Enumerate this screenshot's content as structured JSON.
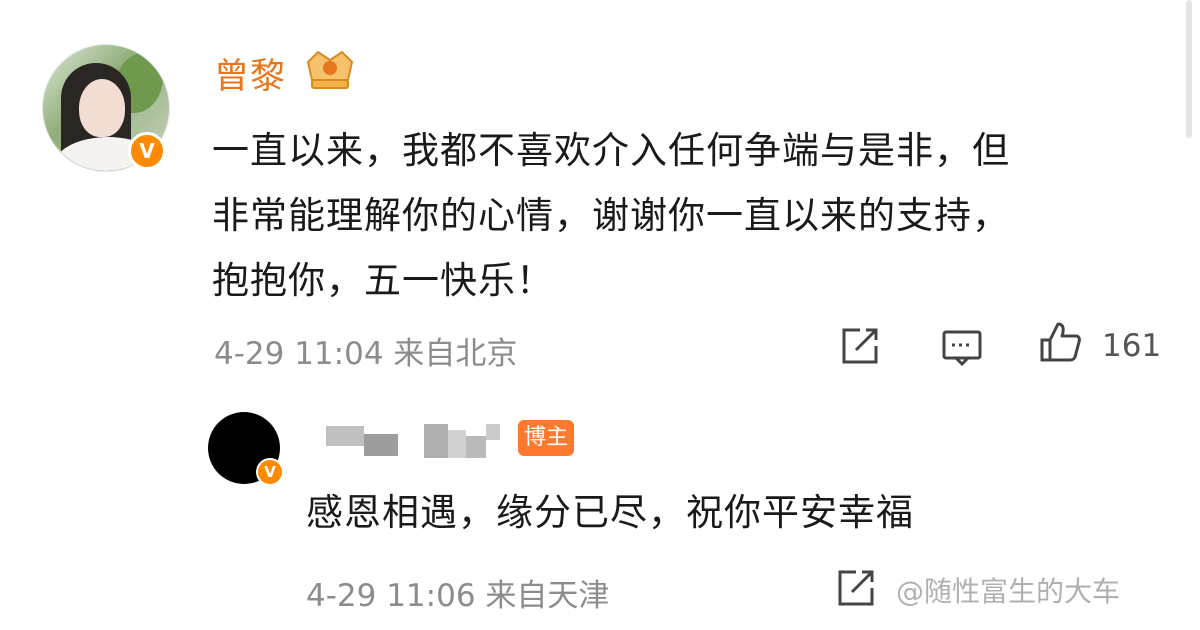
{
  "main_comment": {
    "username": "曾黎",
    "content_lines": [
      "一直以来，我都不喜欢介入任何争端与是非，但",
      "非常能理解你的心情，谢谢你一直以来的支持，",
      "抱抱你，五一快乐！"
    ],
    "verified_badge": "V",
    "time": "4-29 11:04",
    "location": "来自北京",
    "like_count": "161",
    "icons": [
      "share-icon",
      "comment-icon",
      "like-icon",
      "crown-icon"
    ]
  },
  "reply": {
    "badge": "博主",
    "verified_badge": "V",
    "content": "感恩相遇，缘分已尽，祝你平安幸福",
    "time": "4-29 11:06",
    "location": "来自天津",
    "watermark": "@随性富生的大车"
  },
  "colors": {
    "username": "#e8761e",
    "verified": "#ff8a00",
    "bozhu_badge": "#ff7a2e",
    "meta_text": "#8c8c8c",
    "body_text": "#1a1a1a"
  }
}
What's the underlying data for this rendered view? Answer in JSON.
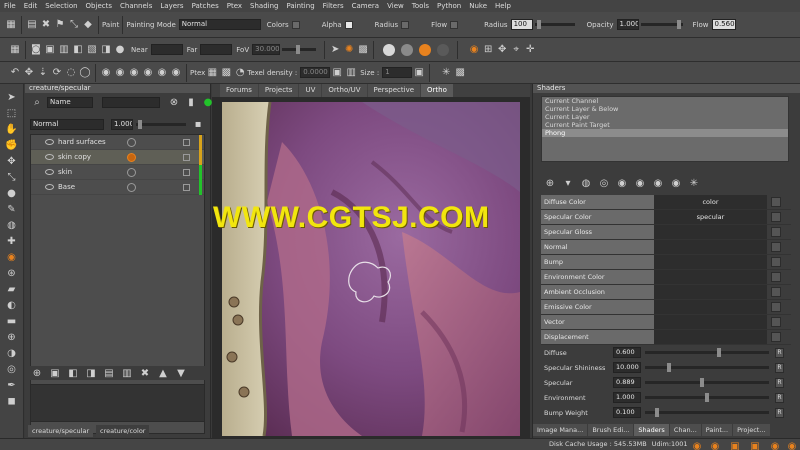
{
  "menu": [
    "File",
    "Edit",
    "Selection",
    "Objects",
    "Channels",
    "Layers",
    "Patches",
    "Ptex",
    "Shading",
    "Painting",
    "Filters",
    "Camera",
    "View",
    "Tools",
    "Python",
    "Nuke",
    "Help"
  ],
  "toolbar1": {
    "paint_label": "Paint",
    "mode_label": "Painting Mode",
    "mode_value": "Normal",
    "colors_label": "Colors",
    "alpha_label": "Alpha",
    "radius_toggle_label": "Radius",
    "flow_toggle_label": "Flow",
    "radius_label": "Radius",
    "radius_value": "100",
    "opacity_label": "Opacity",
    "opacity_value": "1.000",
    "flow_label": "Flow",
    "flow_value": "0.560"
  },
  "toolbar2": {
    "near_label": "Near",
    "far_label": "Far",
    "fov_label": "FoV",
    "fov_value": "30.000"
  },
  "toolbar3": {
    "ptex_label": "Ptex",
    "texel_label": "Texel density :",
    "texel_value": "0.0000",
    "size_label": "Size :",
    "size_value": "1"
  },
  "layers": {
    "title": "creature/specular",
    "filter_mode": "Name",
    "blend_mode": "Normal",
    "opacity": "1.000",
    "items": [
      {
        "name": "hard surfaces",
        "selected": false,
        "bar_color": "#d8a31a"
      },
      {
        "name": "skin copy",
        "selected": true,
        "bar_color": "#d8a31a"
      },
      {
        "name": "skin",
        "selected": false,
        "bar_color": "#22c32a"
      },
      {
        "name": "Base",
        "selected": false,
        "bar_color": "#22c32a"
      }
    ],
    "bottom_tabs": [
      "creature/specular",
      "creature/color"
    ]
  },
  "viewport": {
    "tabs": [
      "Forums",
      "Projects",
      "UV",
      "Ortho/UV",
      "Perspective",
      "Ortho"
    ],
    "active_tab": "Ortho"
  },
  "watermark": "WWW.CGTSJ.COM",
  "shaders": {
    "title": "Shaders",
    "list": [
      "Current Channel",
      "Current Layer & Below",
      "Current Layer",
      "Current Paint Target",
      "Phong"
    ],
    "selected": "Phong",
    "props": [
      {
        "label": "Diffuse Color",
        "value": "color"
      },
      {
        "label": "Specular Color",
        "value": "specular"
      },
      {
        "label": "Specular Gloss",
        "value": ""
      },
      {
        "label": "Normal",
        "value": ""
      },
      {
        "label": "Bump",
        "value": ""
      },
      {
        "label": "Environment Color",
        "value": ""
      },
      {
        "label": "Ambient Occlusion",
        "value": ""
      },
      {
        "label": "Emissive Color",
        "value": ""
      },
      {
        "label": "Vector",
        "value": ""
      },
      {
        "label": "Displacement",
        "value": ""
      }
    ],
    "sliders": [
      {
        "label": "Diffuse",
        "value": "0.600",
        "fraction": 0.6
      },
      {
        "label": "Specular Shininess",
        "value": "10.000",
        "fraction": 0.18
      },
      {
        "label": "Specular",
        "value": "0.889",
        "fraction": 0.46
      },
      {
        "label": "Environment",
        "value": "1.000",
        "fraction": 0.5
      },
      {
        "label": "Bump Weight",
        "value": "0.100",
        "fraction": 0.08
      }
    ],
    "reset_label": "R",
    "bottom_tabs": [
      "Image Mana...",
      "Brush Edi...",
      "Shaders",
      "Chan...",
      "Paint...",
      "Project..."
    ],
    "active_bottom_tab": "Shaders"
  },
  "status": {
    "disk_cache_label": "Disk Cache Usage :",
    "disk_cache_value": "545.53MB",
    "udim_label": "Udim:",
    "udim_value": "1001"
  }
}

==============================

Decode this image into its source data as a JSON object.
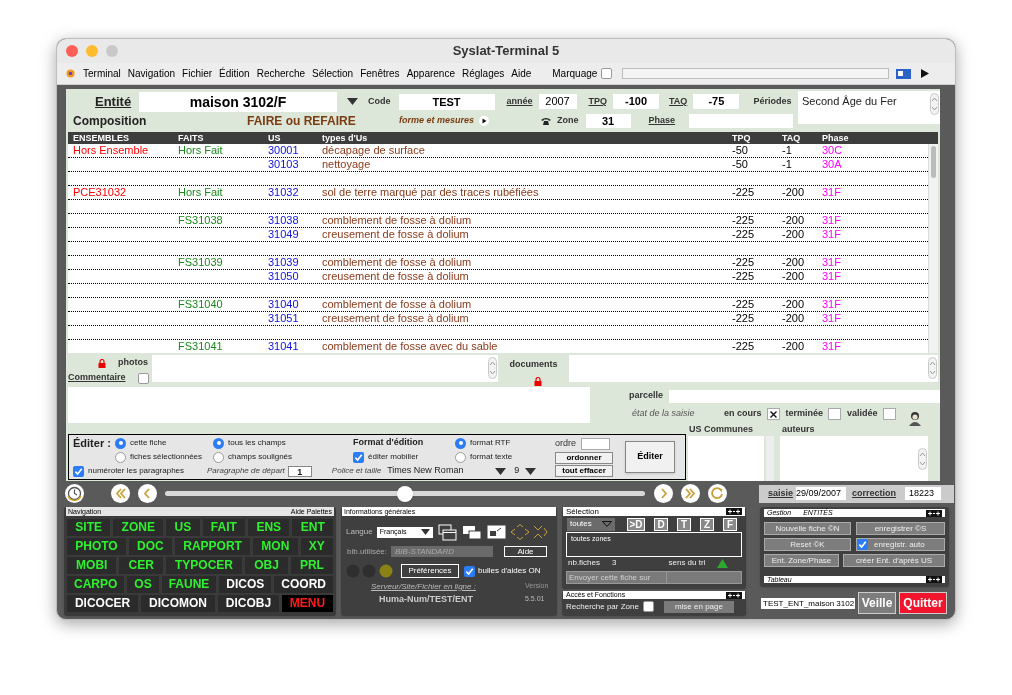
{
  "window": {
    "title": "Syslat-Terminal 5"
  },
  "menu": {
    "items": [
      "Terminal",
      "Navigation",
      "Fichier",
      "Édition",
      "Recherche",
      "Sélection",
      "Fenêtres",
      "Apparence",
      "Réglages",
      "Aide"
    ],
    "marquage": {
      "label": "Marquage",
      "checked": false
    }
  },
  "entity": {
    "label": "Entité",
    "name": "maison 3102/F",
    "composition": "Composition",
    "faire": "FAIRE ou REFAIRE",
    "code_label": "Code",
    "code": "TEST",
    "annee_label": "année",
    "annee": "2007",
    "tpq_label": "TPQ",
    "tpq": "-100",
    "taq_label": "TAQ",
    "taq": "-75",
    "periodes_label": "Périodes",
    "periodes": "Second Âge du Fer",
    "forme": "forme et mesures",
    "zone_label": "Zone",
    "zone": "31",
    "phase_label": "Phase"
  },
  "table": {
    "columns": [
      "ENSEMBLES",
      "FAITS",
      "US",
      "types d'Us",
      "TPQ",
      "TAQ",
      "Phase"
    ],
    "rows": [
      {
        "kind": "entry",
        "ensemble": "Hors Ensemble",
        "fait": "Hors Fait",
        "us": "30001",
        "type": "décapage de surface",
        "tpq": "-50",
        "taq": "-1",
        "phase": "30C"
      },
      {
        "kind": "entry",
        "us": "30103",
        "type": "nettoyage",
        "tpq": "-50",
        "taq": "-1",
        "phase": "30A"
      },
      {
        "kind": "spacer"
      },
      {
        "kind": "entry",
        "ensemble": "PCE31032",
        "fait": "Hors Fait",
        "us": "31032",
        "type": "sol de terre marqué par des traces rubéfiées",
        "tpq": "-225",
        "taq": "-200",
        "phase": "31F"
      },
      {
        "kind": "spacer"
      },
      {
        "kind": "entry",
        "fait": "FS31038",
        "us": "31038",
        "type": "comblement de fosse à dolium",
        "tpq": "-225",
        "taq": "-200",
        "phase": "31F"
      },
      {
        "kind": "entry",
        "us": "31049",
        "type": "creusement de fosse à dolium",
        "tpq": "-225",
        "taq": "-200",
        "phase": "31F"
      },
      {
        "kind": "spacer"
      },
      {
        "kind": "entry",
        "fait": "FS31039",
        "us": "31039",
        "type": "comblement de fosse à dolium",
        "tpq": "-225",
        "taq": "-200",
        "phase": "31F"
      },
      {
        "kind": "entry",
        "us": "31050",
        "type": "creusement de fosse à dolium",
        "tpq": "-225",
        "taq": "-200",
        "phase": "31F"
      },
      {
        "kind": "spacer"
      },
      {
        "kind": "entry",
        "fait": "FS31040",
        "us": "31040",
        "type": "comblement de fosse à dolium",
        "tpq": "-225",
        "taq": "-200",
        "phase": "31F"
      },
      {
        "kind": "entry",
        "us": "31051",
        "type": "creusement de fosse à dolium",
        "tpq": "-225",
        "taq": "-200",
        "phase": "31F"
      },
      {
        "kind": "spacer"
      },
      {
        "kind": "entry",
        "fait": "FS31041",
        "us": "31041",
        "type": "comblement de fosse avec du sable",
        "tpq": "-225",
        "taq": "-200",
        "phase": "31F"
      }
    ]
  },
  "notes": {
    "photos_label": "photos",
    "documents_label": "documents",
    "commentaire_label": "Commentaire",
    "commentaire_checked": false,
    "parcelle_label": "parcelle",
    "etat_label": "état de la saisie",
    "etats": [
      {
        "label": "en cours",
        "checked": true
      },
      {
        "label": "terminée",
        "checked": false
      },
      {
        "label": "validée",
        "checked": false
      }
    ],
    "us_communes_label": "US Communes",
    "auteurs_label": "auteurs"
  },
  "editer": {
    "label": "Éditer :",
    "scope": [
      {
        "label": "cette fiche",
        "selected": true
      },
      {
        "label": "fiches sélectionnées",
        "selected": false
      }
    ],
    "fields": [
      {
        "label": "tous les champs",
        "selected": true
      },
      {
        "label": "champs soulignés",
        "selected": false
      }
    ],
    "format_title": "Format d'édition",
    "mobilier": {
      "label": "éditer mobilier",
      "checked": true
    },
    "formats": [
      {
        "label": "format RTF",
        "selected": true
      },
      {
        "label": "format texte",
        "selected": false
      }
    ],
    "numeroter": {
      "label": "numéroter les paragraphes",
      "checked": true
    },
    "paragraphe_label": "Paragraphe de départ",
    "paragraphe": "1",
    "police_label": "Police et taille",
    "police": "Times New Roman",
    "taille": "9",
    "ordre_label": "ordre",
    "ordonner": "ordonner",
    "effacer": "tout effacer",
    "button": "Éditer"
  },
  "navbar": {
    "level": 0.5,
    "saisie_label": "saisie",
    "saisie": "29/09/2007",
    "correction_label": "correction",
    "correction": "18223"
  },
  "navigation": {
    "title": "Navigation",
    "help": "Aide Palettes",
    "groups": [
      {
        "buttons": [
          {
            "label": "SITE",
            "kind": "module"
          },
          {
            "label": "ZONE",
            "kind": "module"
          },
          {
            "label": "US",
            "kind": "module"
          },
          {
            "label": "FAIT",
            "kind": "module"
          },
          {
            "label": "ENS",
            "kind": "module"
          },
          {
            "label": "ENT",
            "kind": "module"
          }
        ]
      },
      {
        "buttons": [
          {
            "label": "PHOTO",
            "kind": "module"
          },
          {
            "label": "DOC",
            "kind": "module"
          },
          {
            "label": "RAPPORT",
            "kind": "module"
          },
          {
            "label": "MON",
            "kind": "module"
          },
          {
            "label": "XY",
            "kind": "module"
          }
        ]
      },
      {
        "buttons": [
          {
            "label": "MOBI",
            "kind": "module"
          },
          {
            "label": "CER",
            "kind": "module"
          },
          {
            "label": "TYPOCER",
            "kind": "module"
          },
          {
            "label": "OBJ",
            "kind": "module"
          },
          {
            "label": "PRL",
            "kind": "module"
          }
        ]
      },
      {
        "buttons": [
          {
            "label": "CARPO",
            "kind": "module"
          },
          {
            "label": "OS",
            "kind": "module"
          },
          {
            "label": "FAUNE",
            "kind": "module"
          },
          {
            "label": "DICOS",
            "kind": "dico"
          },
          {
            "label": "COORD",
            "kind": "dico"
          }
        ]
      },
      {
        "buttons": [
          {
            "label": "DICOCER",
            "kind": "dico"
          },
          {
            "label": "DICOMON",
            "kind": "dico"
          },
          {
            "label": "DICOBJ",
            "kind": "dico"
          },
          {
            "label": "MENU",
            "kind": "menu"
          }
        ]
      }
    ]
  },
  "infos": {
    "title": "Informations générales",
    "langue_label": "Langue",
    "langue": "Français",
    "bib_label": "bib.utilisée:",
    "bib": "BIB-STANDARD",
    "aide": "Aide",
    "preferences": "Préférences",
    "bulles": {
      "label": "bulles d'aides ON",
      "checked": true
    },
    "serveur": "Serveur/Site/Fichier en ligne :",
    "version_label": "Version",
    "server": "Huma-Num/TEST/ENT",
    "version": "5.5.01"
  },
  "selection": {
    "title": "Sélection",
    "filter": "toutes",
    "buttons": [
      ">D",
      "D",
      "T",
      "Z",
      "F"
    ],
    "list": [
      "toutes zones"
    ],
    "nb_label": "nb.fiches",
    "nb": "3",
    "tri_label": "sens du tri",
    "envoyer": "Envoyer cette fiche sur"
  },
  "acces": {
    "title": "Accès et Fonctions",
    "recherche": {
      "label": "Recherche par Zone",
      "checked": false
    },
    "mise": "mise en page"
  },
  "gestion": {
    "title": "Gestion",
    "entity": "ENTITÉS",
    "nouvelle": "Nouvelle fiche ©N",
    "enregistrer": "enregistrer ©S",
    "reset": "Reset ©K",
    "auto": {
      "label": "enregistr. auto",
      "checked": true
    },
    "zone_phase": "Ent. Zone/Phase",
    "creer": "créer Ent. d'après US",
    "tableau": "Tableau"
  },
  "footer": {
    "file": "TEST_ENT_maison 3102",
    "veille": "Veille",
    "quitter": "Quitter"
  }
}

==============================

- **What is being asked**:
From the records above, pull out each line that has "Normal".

- **Response to the exercise**:
    "mode_value": "Normal",
    "blend_mode": "Normal",
        "label": "Normal",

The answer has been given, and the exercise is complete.